The Chern character is often seen as just being a convenient way to get a ring homomorphism from K-theory to (ordinary) cohomology.

The most usual definition in that case seems to just be to define the Chern character on a line bundle as $\mathrm{ch}(L) = \exp(c_1(L))$ and then extend this; then for example $\mathrm{ch}(L_1 \otimes L_2) = \exp(c_1(L_1 \otimes L_2)) = \exp(c_1(L_1) + c_2(L_2)) = \mathrm{ch}(L_1) \mathrm{ch}(L_2)$; then we can use this to define a Chern character on general vector bundles.

This all seems a bit ad-hoc, and it doesn't give much insight as to why such a thing exists anyway.

An explanation I like a lot better comes from even complex oriented cohomology theories. Given any complex oriented periodic cohomology theory, such as K-theory or periodic (ordinary) cohomology, we have $H(\mathbb{CP}^\infty) \cong H(P)[[t]]$ for $P$ a point. Seeing as $\mathbb{CP}^\infty$ is the classifying space for line bundles, this gives us a way of having "generalised Chern classes" for any line bundle corresponding to any cohomology theory, and even for any vector bundle.

We have a link between complex oriented periodic cohomology theories and formal group laws, corresponding to what corresponds to $c_1(L_1 \otimes L_2)$ in $\mathbb{CP}^\infty$: for ordinary cohomology, as above, we get that $c_1(L_1 \otimes L_2) = c_1(L_1) + c_1(L_2)$ which gives the additive formal group law, and for K-theory we get $c_1(L_1 \otimes L_2) = c_1(L_1) + c_1(L_2) + c_1(L_1) c_2(L_2)$ which is the multiplicative formal group law. The fact that over $\mathbb{Q}$ (but not over $\mathbb{Z}$) there is an isomorphism between the formal group laws given by the exponential map, and this reflects in the cohomology, giving the Chern character $K(X) \otimes_\mathbb{Z} \mathbb{Q} \to \prod_n H^{2n}(X,\mathbb{Q})$.

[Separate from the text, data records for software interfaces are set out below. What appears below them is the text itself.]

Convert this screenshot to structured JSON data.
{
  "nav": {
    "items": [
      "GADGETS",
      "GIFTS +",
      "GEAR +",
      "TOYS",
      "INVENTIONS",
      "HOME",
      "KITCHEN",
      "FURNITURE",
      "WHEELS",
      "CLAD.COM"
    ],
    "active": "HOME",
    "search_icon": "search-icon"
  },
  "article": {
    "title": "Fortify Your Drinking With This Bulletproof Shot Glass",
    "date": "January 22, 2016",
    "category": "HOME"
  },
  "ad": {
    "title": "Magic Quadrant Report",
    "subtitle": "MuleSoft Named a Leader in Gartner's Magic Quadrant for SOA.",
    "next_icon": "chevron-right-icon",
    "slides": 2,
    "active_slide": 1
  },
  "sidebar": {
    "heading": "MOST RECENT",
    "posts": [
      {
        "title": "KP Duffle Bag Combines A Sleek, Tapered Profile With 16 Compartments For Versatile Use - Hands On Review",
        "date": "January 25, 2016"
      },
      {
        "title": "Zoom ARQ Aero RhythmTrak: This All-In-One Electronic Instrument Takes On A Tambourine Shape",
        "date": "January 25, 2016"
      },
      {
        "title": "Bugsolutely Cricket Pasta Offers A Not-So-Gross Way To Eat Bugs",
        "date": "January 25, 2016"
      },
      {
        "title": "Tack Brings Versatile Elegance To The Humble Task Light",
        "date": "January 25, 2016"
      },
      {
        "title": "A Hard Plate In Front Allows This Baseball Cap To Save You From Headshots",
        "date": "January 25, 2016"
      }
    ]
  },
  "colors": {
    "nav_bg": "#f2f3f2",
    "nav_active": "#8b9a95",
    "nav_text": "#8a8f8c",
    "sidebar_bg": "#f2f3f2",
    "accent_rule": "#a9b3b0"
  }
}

I'm not too sure what the exact formulation in that second case is, but more importantly I was wondering if there are any other, cleaner interpretations of the Chern character (I've been hearing about generalised Chern characters, and I have no idea where they would come from in this case). It seems like there should be a way to link the Chern character to things like the genus of a multiplicative sequence, and tie it in with other similar ideas for example the Todd genus or the L-genus given by similar formal power series. I guess the trouble is that I don't see how these related ideas all fit in together.